Mrs. Staggs said...

This movie has inspired more than one conversation at our house lately. I often think about the fact that so many people that I know only know Bobby Kennedy and Martin Luther King through text books and old video clips. I remember the days of their deaths vividly. The Viet Nam War and those two men have had a profound influence on my politics and philosophy. I was a girl when both were killed, but I paid attention even then. My good friend Patty canvassed for Bobby Kennedy and met him. She said he was every bit what you would imagine. There are still people who stand up and have the courage to act upon behalf of what will make a difference for everyone. My 19 year old son has always paid attention and has been exposed to different people, places and philosophies. He has gone to school with very rich and very poor children. He used to get up early every morning and go with me to a homeless shelter to bring a classmate to school. I remember other parents critisizing me for exposing him to an "unsafe" environment, or remarking that it was such a big deal thing to do. His great grandmother lives only a few blocks away from that unsafe place and if taking an extra half hour each morning to make sure another child is safe, at school and being fed is a big deal, then I guess it will be a while yet before we see a real change. My son hasn't been taught that there is only one way to think about things, but to honor and respect different beliefs. He's been sheltered from violence in such a way that he hasn't beeen desensitized to it. Now when he sees or experiences it, he feels it in his gut and he knows it is wrong. He forms opinions based upon what he experiences to be the truth, not what he is told. That's the thing that I'm proudest of as a mom. That I've raised a person who "sees" and wants to make a difference. When he graduated his senior quote was one that spoke to him. Something about evil only flourishing when good men choose to do nothing. That goes for everyone don't you think? So much about life is circumstance and opportunity. We have to stop judging people and do what we can for one another. We have to start putting humanity first in our lives, above thinking only one religion is valid and the almighty dollar.
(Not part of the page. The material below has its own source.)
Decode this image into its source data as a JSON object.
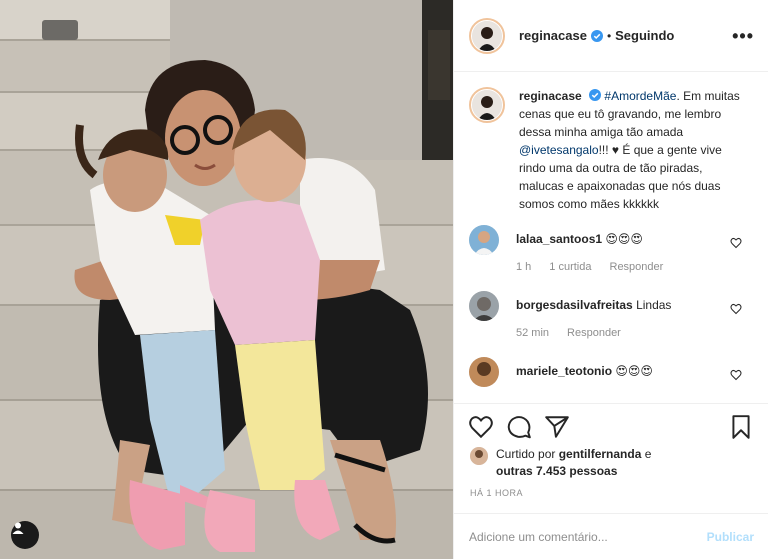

Oh gosh, Mary, I've written a whole volume here for you, but as you see, mine is an idealistic heart. It takes courage to stand up when others choose to sit down, but you have to be the change you want to see and raise your children to be the same.
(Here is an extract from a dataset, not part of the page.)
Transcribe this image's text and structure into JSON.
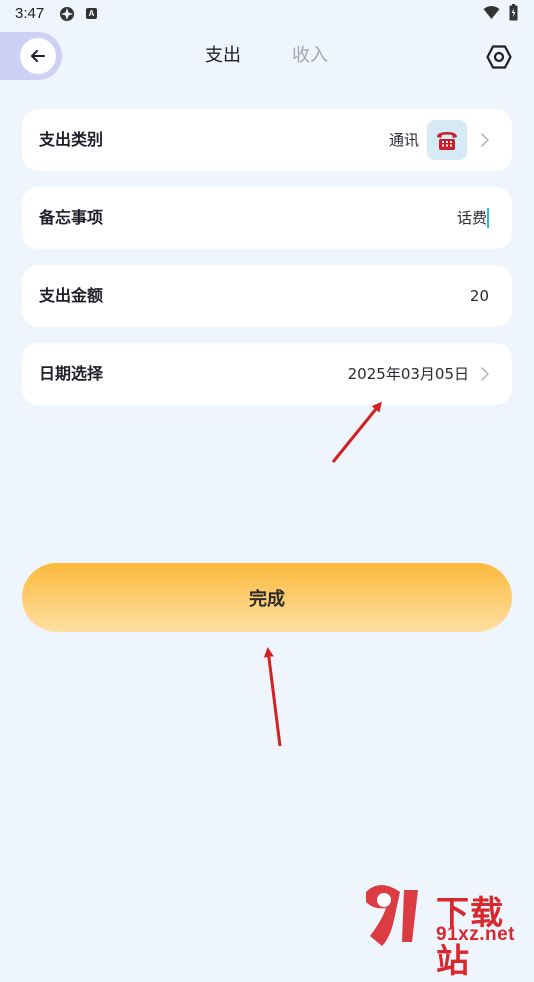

Q said...

Dear Mary,
Happy Earth Day.
A kiss on the wind and a smile in the star dust.
Sherry